Task details |
Print out the data below in full, exactly as written.

Data records |
§ §

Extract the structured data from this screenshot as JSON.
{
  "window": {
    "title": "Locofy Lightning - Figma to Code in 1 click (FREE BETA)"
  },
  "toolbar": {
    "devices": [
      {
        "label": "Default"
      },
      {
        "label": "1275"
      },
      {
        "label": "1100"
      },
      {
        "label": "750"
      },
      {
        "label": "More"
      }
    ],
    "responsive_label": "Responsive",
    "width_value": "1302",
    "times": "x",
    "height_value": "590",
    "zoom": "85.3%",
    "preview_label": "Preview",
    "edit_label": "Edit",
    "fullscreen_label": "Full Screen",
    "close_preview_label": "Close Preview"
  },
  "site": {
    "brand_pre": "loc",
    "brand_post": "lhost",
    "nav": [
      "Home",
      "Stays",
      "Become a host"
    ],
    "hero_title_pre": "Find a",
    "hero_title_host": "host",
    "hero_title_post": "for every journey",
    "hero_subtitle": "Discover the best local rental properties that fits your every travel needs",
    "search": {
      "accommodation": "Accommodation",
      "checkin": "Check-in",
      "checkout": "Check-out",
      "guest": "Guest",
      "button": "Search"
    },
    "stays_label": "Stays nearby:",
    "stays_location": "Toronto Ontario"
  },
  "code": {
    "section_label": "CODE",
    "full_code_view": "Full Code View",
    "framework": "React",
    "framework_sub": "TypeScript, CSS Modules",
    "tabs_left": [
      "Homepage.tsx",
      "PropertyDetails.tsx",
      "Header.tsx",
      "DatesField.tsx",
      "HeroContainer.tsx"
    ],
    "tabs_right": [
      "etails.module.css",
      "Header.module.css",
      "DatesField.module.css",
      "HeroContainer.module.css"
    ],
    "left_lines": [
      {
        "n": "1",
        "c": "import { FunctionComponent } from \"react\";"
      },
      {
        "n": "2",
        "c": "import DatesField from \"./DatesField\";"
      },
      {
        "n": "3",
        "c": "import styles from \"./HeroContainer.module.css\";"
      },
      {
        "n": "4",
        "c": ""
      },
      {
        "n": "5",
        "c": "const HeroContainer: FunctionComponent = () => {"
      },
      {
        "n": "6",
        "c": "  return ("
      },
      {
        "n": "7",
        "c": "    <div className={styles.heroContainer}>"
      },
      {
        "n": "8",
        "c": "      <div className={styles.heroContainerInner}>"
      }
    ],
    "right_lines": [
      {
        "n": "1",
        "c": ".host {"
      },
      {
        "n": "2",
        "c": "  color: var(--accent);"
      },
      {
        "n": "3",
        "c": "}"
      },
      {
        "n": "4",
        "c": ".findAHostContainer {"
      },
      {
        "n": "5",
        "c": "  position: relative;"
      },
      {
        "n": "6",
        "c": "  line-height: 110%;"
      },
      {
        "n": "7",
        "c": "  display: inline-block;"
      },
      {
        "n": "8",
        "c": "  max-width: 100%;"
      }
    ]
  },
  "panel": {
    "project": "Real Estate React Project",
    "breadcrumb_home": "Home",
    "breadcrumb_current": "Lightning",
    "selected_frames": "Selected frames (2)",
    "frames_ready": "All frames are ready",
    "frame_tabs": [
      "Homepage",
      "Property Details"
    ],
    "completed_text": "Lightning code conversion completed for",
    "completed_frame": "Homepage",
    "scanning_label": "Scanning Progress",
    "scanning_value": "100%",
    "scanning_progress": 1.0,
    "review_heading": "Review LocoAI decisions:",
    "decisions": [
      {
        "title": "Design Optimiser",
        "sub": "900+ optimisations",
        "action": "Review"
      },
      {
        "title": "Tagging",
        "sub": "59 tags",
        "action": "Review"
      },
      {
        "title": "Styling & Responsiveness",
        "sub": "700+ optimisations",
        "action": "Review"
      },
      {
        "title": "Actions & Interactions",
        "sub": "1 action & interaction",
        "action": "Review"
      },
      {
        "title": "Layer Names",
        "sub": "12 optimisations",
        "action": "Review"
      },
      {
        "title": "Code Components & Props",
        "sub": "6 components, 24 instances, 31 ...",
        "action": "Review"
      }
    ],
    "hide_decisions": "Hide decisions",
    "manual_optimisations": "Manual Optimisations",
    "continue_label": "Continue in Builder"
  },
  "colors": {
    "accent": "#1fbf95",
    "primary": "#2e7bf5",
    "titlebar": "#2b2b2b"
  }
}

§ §

Response |
Extract the structured data from this screenshot as JSON.
{
  "window": {
    "title": "Locofy Lightning - Figma to Code in 1 click (FREE BETA)"
  },
  "toolbar": {
    "devices": [
      {
        "label": "Default"
      },
      {
        "label": "1275"
      },
      {
        "label": "1100"
      },
      {
        "label": "750"
      },
      {
        "label": "More"
      }
    ],
    "responsive_label": "Responsive",
    "width_value": "1302",
    "times": "x",
    "height_value": "590",
    "zoom": "85.3%",
    "preview_label": "Preview",
    "edit_label": "Edit",
    "fullscreen_label": "Full Screen",
    "close_preview_label": "Close Preview"
  },
  "site": {
    "brand_pre": "loc",
    "brand_post": "lhost",
    "nav": [
      "Home",
      "Stays",
      "Become a host"
    ],
    "hero_title_pre": "Find a",
    "hero_title_host": "host",
    "hero_title_post": "for every journey",
    "hero_subtitle": "Discover the best local rental properties that fits your every travel needs",
    "search": {
      "accommodation": "Accommodation",
      "checkin": "Check-in",
      "checkout": "Check-out",
      "guest": "Guest",
      "button": "Search"
    },
    "stays_label": "Stays nearby:",
    "stays_location": "Toronto Ontario"
  },
  "code": {
    "section_label": "CODE",
    "full_code_view": "Full Code View",
    "framework": "React",
    "framework_sub": "TypeScript, CSS Modules",
    "tabs_left": [
      "Homepage.tsx",
      "PropertyDetails.tsx",
      "Header.tsx",
      "DatesField.tsx",
      "HeroContainer.tsx"
    ],
    "tabs_right": [
      "etails.module.css",
      "Header.module.css",
      "DatesField.module.css",
      "HeroContainer.module.css"
    ],
    "left_lines": [
      {
        "n": "1",
        "c": "import { FunctionComponent } from \"react\";"
      },
      {
        "n": "2",
        "c": "import DatesField from \"./DatesField\";"
      },
      {
        "n": "3",
        "c": "import styles from \"./HeroContainer.module.css\";"
      },
      {
        "n": "4",
        "c": ""
      },
      {
        "n": "5",
        "c": "const HeroContainer: FunctionComponent = () => {"
      },
      {
        "n": "6",
        "c": "  return ("
      },
      {
        "n": "7",
        "c": "    <div className={styles.heroContainer}>"
      },
      {
        "n": "8",
        "c": "      <div className={styles.heroContainerInner}>"
      }
    ],
    "right_lines": [
      {
        "n": "1",
        "c": ".host {"
      },
      {
        "n": "2",
        "c": "  color: var(--accent);"
      },
      {
        "n": "3",
        "c": "}"
      },
      {
        "n": "4",
        "c": ".findAHostContainer {"
      },
      {
        "n": "5",
        "c": "  position: relative;"
      },
      {
        "n": "6",
        "c": "  line-height: 110%;"
      },
      {
        "n": "7",
        "c": "  display: inline-block;"
      },
      {
        "n": "8",
        "c": "  max-width: 100%;"
      }
    ]
  },
  "panel": {
    "project": "Real Estate React Project",
    "breadcrumb_home": "Home",
    "breadcrumb_current": "Lightning",
    "selected_frames": "Selected frames (2)",
    "frames_ready": "All frames are ready",
    "frame_tabs": [
      "Homepage",
      "Property Details"
    ],
    "completed_text": "Lightning code conversion completed for",
    "completed_frame": "Homepage",
    "scanning_label": "Scanning Progress",
    "scanning_value": "100%",
    "scanning_progress": 1.0,
    "review_heading": "Review LocoAI decisions:",
    "decisions": [
      {
        "title": "Design Optimiser",
        "sub": "900+ optimisations",
        "action": "Review"
      },
      {
        "title": "Tagging",
        "sub": "59 tags",
        "action": "Review"
      },
      {
        "title": "Styling & Responsiveness",
        "sub": "700+ optimisations",
        "action": "Review"
      },
      {
        "title": "Actions & Interactions",
        "sub": "1 action & interaction",
        "action": "Review"
      },
      {
        "title": "Layer Names",
        "sub": "12 optimisations",
        "action": "Review"
      },
      {
        "title": "Code Components & Props",
        "sub": "6 components, 24 instances, 31 ...",
        "action": "Review"
      }
    ],
    "hide_decisions": "Hide decisions",
    "manual_optimisations": "Manual Optimisations",
    "continue_label": "Continue in Builder"
  },
  "colors": {
    "accent": "#1fbf95",
    "primary": "#2e7bf5",
    "titlebar": "#2b2b2b"
  }
}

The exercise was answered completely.